App and web page records:
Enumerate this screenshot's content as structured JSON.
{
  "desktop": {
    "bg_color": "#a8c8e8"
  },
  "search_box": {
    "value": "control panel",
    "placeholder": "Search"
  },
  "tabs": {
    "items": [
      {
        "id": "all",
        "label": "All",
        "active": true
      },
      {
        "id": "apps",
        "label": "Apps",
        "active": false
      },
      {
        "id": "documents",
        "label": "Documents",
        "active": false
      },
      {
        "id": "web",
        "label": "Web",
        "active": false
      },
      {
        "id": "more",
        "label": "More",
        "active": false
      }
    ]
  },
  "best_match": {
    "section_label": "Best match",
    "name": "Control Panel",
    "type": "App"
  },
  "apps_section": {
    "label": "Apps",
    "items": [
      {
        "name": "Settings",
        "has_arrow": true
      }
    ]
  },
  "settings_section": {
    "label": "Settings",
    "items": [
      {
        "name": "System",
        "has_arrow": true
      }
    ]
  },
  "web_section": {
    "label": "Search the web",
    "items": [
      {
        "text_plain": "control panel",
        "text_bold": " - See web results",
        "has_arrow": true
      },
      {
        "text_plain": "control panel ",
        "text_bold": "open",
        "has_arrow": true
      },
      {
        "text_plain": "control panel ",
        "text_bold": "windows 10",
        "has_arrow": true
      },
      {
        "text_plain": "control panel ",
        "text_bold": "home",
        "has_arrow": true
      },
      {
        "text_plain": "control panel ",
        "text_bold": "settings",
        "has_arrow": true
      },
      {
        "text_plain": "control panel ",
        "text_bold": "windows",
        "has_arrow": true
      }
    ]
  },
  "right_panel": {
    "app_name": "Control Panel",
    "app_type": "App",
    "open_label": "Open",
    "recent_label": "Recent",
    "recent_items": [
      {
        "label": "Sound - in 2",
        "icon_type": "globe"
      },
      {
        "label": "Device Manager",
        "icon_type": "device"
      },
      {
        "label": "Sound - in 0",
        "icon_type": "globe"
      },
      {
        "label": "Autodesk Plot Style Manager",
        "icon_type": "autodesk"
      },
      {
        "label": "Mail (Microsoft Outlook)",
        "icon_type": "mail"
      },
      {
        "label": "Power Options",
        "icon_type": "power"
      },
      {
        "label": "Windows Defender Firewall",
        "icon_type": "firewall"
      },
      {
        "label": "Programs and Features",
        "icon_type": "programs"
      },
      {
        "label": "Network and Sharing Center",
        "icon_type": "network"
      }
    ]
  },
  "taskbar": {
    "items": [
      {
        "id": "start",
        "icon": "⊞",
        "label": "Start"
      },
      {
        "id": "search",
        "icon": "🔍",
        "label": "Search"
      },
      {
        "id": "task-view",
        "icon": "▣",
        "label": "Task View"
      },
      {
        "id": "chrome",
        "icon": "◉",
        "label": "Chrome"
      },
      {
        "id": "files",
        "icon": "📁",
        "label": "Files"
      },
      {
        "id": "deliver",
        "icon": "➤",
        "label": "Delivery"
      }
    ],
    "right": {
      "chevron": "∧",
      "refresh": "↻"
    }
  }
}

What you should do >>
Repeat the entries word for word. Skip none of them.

Solution for this task >>
Enumerate this screenshot's content as structured JSON.
{
  "desktop": {
    "bg_color": "#a8c8e8"
  },
  "search_box": {
    "value": "control panel",
    "placeholder": "Search"
  },
  "tabs": {
    "items": [
      {
        "id": "all",
        "label": "All",
        "active": true
      },
      {
        "id": "apps",
        "label": "Apps",
        "active": false
      },
      {
        "id": "documents",
        "label": "Documents",
        "active": false
      },
      {
        "id": "web",
        "label": "Web",
        "active": false
      },
      {
        "id": "more",
        "label": "More",
        "active": false
      }
    ]
  },
  "best_match": {
    "section_label": "Best match",
    "name": "Control Panel",
    "type": "App"
  },
  "apps_section": {
    "label": "Apps",
    "items": [
      {
        "name": "Settings",
        "has_arrow": true
      }
    ]
  },
  "settings_section": {
    "label": "Settings",
    "items": [
      {
        "name": "System",
        "has_arrow": true
      }
    ]
  },
  "web_section": {
    "label": "Search the web",
    "items": [
      {
        "text_plain": "control panel",
        "text_bold": " - See web results",
        "has_arrow": true
      },
      {
        "text_plain": "control panel ",
        "text_bold": "open",
        "has_arrow": true
      },
      {
        "text_plain": "control panel ",
        "text_bold": "windows 10",
        "has_arrow": true
      },
      {
        "text_plain": "control panel ",
        "text_bold": "home",
        "has_arrow": true
      },
      {
        "text_plain": "control panel ",
        "text_bold": "settings",
        "has_arrow": true
      },
      {
        "text_plain": "control panel ",
        "text_bold": "windows",
        "has_arrow": true
      }
    ]
  },
  "right_panel": {
    "app_name": "Control Panel",
    "app_type": "App",
    "open_label": "Open",
    "recent_label": "Recent",
    "recent_items": [
      {
        "label": "Sound - in 2",
        "icon_type": "globe"
      },
      {
        "label": "Device Manager",
        "icon_type": "device"
      },
      {
        "label": "Sound - in 0",
        "icon_type": "globe"
      },
      {
        "label": "Autodesk Plot Style Manager",
        "icon_type": "autodesk"
      },
      {
        "label": "Mail (Microsoft Outlook)",
        "icon_type": "mail"
      },
      {
        "label": "Power Options",
        "icon_type": "power"
      },
      {
        "label": "Windows Defender Firewall",
        "icon_type": "firewall"
      },
      {
        "label": "Programs and Features",
        "icon_type": "programs"
      },
      {
        "label": "Network and Sharing Center",
        "icon_type": "network"
      }
    ]
  },
  "taskbar": {
    "items": [
      {
        "id": "start",
        "icon": "⊞",
        "label": "Start"
      },
      {
        "id": "search",
        "icon": "🔍",
        "label": "Search"
      },
      {
        "id": "task-view",
        "icon": "▣",
        "label": "Task View"
      },
      {
        "id": "chrome",
        "icon": "◉",
        "label": "Chrome"
      },
      {
        "id": "files",
        "icon": "📁",
        "label": "Files"
      },
      {
        "id": "deliver",
        "icon": "➤",
        "label": "Delivery"
      }
    ],
    "right": {
      "chevron": "∧",
      "refresh": "↻"
    }
  }
}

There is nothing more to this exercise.